*** Block opens ***

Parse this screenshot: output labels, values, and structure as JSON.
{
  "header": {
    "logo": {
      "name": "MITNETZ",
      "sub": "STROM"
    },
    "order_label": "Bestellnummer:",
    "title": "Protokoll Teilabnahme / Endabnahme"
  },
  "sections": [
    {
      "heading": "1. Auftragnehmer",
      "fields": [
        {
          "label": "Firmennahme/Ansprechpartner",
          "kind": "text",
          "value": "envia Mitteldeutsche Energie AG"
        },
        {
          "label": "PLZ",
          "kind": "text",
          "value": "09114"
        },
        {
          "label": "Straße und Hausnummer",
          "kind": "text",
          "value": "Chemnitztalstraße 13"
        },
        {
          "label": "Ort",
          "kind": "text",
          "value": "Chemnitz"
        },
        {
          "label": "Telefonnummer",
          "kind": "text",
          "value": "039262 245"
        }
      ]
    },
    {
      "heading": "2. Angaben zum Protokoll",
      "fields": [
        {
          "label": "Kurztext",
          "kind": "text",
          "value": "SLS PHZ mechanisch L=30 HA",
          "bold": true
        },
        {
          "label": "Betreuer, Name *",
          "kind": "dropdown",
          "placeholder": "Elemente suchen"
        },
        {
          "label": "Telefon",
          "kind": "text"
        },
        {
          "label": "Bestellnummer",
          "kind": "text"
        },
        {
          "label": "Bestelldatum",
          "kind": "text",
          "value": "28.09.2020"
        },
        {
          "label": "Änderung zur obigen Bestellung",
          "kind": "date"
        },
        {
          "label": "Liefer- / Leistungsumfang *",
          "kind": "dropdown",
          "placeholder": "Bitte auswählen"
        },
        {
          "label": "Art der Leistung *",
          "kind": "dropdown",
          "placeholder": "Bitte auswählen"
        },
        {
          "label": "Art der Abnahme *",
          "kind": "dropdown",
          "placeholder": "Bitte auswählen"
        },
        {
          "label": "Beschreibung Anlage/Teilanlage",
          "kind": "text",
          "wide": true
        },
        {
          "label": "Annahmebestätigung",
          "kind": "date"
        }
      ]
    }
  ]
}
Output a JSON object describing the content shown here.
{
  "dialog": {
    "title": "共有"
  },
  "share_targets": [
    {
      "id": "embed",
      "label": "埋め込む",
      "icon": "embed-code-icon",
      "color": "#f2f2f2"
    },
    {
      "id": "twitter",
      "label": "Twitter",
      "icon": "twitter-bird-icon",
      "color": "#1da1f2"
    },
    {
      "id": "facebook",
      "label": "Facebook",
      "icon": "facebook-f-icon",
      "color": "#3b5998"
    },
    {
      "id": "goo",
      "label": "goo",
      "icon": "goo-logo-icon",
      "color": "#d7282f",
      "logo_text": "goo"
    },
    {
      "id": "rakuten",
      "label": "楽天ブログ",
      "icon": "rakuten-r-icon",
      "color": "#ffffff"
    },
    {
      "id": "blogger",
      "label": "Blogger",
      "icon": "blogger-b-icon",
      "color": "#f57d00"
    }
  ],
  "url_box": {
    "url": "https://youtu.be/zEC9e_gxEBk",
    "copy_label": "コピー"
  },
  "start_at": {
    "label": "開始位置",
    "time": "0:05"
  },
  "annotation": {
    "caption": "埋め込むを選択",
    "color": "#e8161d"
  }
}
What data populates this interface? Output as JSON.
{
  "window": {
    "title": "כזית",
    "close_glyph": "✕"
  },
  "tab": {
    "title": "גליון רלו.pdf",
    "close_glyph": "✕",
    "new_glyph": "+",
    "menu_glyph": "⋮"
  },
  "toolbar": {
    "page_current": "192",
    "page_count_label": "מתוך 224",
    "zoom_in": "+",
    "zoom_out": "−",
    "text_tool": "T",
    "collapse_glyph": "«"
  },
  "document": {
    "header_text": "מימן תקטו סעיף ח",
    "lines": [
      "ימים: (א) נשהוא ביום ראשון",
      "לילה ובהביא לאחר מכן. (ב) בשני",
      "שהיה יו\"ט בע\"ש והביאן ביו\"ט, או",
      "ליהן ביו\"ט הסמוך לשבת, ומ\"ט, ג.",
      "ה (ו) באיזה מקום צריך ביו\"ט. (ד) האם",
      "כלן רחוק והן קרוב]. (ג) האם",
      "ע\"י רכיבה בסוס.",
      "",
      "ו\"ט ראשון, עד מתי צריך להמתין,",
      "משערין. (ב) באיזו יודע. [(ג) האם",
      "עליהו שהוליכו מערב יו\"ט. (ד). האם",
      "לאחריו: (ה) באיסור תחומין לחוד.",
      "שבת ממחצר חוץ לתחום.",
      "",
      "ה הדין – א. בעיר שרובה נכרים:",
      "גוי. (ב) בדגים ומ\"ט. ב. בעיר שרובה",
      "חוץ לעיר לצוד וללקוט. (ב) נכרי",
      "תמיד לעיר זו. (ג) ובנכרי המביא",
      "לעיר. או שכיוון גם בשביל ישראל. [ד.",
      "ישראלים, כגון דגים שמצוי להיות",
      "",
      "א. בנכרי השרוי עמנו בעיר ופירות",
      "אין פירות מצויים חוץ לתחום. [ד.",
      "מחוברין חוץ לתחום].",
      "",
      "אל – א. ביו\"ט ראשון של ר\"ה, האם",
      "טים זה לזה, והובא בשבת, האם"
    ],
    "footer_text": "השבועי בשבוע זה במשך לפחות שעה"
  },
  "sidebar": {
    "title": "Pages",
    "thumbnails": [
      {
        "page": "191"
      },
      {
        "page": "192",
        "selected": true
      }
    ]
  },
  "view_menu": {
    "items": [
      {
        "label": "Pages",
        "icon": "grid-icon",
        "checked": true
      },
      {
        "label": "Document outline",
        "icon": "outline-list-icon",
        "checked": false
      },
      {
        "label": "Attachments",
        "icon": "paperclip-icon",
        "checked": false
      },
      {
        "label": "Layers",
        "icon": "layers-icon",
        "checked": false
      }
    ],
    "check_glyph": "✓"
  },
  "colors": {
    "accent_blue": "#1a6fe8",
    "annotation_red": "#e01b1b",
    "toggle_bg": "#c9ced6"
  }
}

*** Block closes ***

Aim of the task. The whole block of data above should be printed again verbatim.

Exercise output.
Parse this screenshot: output labels, values, and structure as JSON.
{
  "header": {
    "logo": {
      "name": "MITNETZ",
      "sub": "STROM"
    },
    "order_label": "Bestellnummer:",
    "title": "Protokoll Teilabnahme / Endabnahme"
  },
  "sections": [
    {
      "heading": "1. Auftragnehmer",
      "fields": [
        {
          "label": "Firmennahme/Ansprechpartner",
          "kind": "text",
          "value": "envia Mitteldeutsche Energie AG"
        },
        {
          "label": "PLZ",
          "kind": "text",
          "value": "09114"
        },
        {
          "label": "Straße und Hausnummer",
          "kind": "text",
          "value": "Chemnitztalstraße 13"
        },
        {
          "label": "Ort",
          "kind": "text",
          "value": "Chemnitz"
        },
        {
          "label": "Telefonnummer",
          "kind": "text",
          "value": "039262 245"
        }
      ]
    },
    {
      "heading": "2. Angaben zum Protokoll",
      "fields": [
        {
          "label": "Kurztext",
          "kind": "text",
          "value": "SLS PHZ mechanisch L=30 HA",
          "bold": true
        },
        {
          "label": "Betreuer, Name *",
          "kind": "dropdown",
          "placeholder": "Elemente suchen"
        },
        {
          "label": "Telefon",
          "kind": "text"
        },
        {
          "label": "Bestellnummer",
          "kind": "text"
        },
        {
          "label": "Bestelldatum",
          "kind": "text",
          "value": "28.09.2020"
        },
        {
          "label": "Änderung zur obigen Bestellung",
          "kind": "date"
        },
        {
          "label": "Liefer- / Leistungsumfang *",
          "kind": "dropdown",
          "placeholder": "Bitte auswählen"
        },
        {
          "label": "Art der Leistung *",
          "kind": "dropdown",
          "placeholder": "Bitte auswählen"
        },
        {
          "label": "Art der Abnahme *",
          "kind": "dropdown",
          "placeholder": "Bitte auswählen"
        },
        {
          "label": "Beschreibung Anlage/Teilanlage",
          "kind": "text",
          "wide": true
        },
        {
          "label": "Annahmebestätigung",
          "kind": "date"
        }
      ]
    }
  ]
}
Output a JSON object describing the content shown here.
{
  "dialog": {
    "title": "共有"
  },
  "share_targets": [
    {
      "id": "embed",
      "label": "埋め込む",
      "icon": "embed-code-icon",
      "color": "#f2f2f2"
    },
    {
      "id": "twitter",
      "label": "Twitter",
      "icon": "twitter-bird-icon",
      "color": "#1da1f2"
    },
    {
      "id": "facebook",
      "label": "Facebook",
      "icon": "facebook-f-icon",
      "color": "#3b5998"
    },
    {
      "id": "goo",
      "label": "goo",
      "icon": "goo-logo-icon",
      "color": "#d7282f",
      "logo_text": "goo"
    },
    {
      "id": "rakuten",
      "label": "楽天ブログ",
      "icon": "rakuten-r-icon",
      "color": "#ffffff"
    },
    {
      "id": "blogger",
      "label": "Blogger",
      "icon": "blogger-b-icon",
      "color": "#f57d00"
    }
  ],
  "url_box": {
    "url": "https://youtu.be/zEC9e_gxEBk",
    "copy_label": "コピー"
  },
  "start_at": {
    "label": "開始位置",
    "time": "0:05"
  },
  "annotation": {
    "caption": "埋め込むを選択",
    "color": "#e8161d"
  }
}
What data populates this interface? Output as JSON.
{
  "window": {
    "title": "כזית",
    "close_glyph": "✕"
  },
  "tab": {
    "title": "גליון רלו.pdf",
    "close_glyph": "✕",
    "new_glyph": "+",
    "menu_glyph": "⋮"
  },
  "toolbar": {
    "page_current": "192",
    "page_count_label": "מתוך 224",
    "zoom_in": "+",
    "zoom_out": "−",
    "text_tool": "T",
    "collapse_glyph": "«"
  },
  "document": {
    "header_text": "מימן תקטו סעיף ח",
    "lines": [
      "ימים: (א) נשהוא ביום ראשון",
      "לילה ובהביא לאחר מכן. (ב) בשני",
      "שהיה יו\"ט בע\"ש והביאן ביו\"ט, או",
      "ליהן ביו\"ט הסמוך לשבת, ומ\"ט, ג.",
      "ה (ו) באיזה מקום צריך ביו\"ט. (ד) האם",
      "כלן רחוק והן קרוב]. (ג) האם",
      "ע\"י רכיבה בסוס.",
      "",
      "ו\"ט ראשון, עד מתי צריך להמתין,",
      "משערין. (ב) באיזו יודע. [(ג) האם",
      "עליהו שהוליכו מערב יו\"ט. (ד). האם",
      "לאחריו: (ה) באיסור תחומין לחוד.",
      "שבת ממחצר חוץ לתחום.",
      "",
      "ה הדין – א. בעיר שרובה נכרים:",
      "גוי. (ב) בדגים ומ\"ט. ב. בעיר שרובה",
      "חוץ לעיר לצוד וללקוט. (ב) נכרי",
      "תמיד לעיר זו. (ג) ובנכרי המביא",
      "לעיר. או שכיוון גם בשביל ישראל. [ד.",
      "ישראלים, כגון דגים שמצוי להיות",
      "",
      "א. בנכרי השרוי עמנו בעיר ופירות",
      "אין פירות מצויים חוץ לתחום. [ד.",
      "מחוברין חוץ לתחום].",
      "",
      "אל – א. ביו\"ט ראשון של ר\"ה, האם",
      "טים זה לזה, והובא בשבת, האם"
    ],
    "footer_text": "השבועי בשבוע זה במשך לפחות שעה"
  },
  "sidebar": {
    "title": "Pages",
    "thumbnails": [
      {
        "page": "191"
      },
      {
        "page": "192",
        "selected": true
      }
    ]
  },
  "view_menu": {
    "items": [
      {
        "label": "Pages",
        "icon": "grid-icon",
        "checked": true
      },
      {
        "label": "Document outline",
        "icon": "outline-list-icon",
        "checked": false
      },
      {
        "label": "Attachments",
        "icon": "paperclip-icon",
        "checked": false
      },
      {
        "label": "Layers",
        "icon": "layers-icon",
        "checked": false
      }
    ],
    "check_glyph": "✓"
  },
  "colors": {
    "accent_blue": "#1a6fe8",
    "annotation_red": "#e01b1b",
    "toggle_bg": "#c9ced6"
  }
}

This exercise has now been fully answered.